by on April 6, 2009
in Blowing a Gasket

This year, I’m finding it interesting that in addition to the usual articles in the media about the increase in female riders, there’s also some backlash against the women riders’ “movement” (if it can be called that).

It’s not backlash against female riders, per se (though there is likely some of that too); it’s backlash against companies that are beginning to cater to women riders, host all-womens’ rides, make products for women riders, etc.

And I ask myself, why would this not be a good thing? Why does Lizzie at Rippen-Kitten so vehemently oppose the new WildKaT bike, engineered by women, for women? Why is BikerNewsOnline critical of International Female Ride Day?

The answer is, I think, that these folks reject the idea of being seen as a woman rider. They instead favor being seen as merely a rider.

Okay for them, but I say, screw that! Blending in with the guys is not why I chose to start riding. Co-ed events are great, and yes I have my favorites and do enjoy riding with my husband. But being part of a women’s ride – that is something special. Why? Two reasons that come to mind immediately:

  • Women seek community. In all facets of life, women seek out those who share a common bond, so we can gather support, share experiences, and learn from each other. An all-women’s ride feels like more of a community, which is a key reason I started riding.
  • Women don’t always want to be wife and mom. Yes, we cherish those roles. But on a women’s ride, we can leave those roles behind for a time and just enjoy each others’ company – as women, as adults, as independent spirits. Good God, why would we NOT celebrate that?

Hey, I truly believe, “to each her own.” If you don’t like the idea of a bike built by women that takes our unique engineering challenges into account, then vote with your wallet and don’t buy one. If you don’t like the idea of a women’s informational motorcycle event, or of an all-women’s ride, then please don’t participate. And feel free to express your opinion – I will be reading, voraciously, in my quest to understand more points of view than just my own.

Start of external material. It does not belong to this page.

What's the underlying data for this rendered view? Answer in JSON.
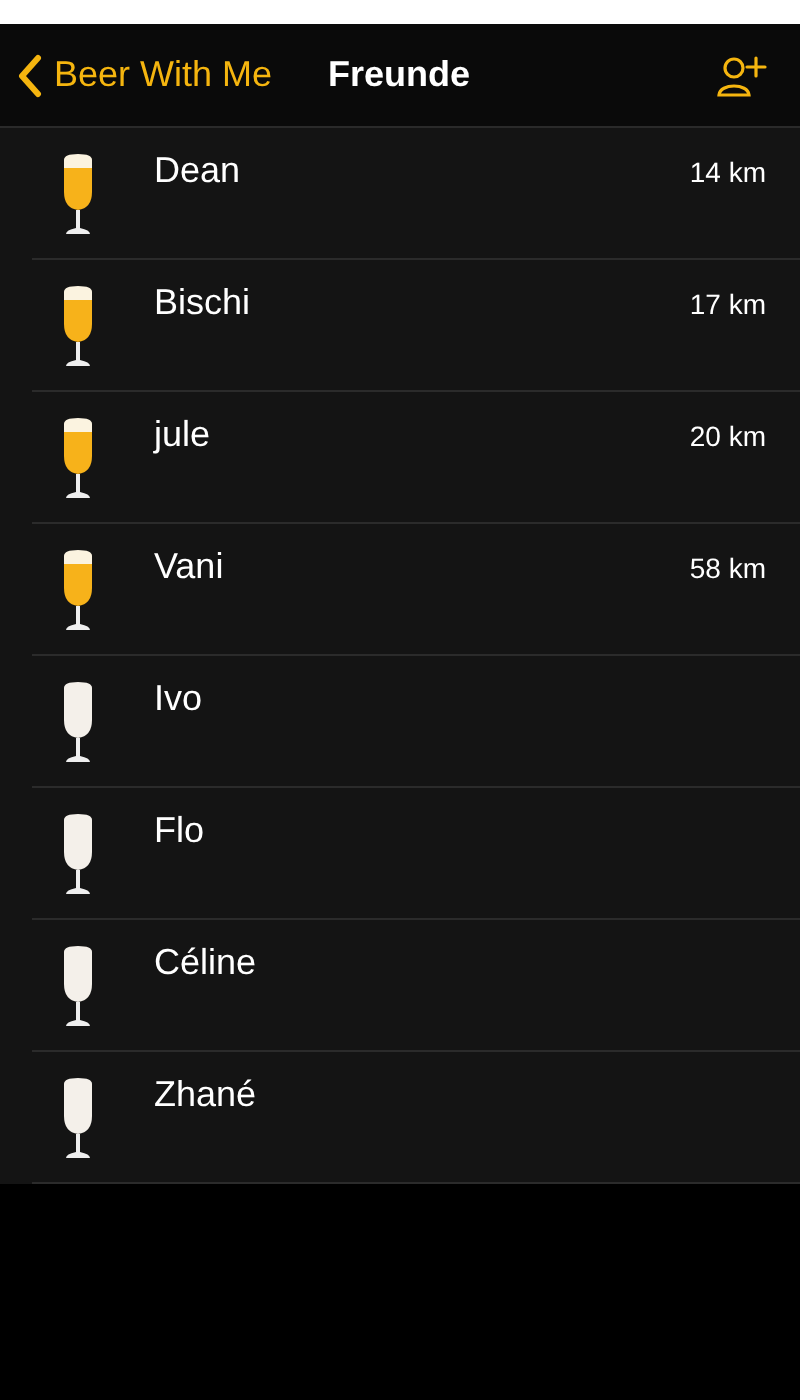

But hear this: there ARE some things about being a woman that make me a different rider than my male counterparts, and I choose to celebrate them and to applaud those who try to encourage my celebration.